### [PROBLEM DETAILS]
In the records, each line holding "label" must be reported.

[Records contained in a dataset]

######

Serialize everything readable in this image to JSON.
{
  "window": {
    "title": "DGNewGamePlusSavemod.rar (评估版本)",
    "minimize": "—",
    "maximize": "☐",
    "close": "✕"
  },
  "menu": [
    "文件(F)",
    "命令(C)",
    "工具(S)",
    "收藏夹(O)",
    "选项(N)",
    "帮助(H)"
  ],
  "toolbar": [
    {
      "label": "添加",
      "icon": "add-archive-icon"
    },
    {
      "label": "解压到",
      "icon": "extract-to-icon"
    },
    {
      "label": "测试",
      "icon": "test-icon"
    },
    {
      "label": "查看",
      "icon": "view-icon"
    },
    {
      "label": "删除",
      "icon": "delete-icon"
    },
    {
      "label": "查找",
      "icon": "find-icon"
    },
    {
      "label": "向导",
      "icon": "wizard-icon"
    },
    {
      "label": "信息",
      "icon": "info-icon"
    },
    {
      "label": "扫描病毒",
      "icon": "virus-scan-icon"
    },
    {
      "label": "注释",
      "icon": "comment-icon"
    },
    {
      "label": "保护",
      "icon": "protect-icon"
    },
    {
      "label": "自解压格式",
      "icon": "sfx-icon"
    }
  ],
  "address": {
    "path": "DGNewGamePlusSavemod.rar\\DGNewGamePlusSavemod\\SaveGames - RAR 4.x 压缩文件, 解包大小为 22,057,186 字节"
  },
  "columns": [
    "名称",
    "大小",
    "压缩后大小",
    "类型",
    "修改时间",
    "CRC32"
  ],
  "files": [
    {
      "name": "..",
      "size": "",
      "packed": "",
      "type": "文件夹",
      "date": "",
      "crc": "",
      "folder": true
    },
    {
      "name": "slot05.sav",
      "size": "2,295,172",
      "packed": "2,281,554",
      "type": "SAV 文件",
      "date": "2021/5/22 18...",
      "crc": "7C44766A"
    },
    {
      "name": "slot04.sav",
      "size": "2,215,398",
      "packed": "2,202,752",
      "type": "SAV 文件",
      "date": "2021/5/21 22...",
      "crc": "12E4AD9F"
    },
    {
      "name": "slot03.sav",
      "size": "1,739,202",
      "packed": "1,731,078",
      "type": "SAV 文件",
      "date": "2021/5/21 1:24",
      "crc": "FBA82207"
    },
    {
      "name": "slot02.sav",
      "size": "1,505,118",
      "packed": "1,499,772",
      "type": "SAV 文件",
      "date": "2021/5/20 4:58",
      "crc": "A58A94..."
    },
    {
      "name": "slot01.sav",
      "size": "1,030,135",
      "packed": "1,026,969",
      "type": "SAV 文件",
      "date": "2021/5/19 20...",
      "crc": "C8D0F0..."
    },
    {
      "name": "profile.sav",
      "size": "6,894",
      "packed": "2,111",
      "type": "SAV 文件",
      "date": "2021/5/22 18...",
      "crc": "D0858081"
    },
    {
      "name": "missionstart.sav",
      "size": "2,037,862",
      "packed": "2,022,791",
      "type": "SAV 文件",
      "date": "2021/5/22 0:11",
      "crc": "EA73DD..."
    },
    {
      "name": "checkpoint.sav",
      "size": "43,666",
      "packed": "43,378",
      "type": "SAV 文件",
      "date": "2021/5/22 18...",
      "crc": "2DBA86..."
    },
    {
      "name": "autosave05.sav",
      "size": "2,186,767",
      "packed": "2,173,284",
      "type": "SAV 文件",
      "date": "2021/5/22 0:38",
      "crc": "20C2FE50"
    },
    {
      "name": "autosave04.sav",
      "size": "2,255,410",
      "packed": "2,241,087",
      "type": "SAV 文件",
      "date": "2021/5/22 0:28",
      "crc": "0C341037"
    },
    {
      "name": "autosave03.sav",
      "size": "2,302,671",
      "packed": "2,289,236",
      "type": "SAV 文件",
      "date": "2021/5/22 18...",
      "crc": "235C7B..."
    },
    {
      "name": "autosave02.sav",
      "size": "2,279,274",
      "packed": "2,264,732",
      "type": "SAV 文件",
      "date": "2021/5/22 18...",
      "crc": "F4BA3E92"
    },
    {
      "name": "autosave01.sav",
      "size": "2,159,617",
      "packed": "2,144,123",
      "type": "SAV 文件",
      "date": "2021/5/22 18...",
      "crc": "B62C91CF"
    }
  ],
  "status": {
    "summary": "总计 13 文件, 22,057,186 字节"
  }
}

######

### [ANSWER SECTION]
      "label": "添加",
      "label": "解压到",
      "label": "测试",
      "label": "查看",
      "label": "删除",
      "label": "查找",
      "label": "向导",
      "label": "信息",
      "label": "扫描病毒",
      "label": "注释",
      "label": "保护",
      "label": "自解压格式",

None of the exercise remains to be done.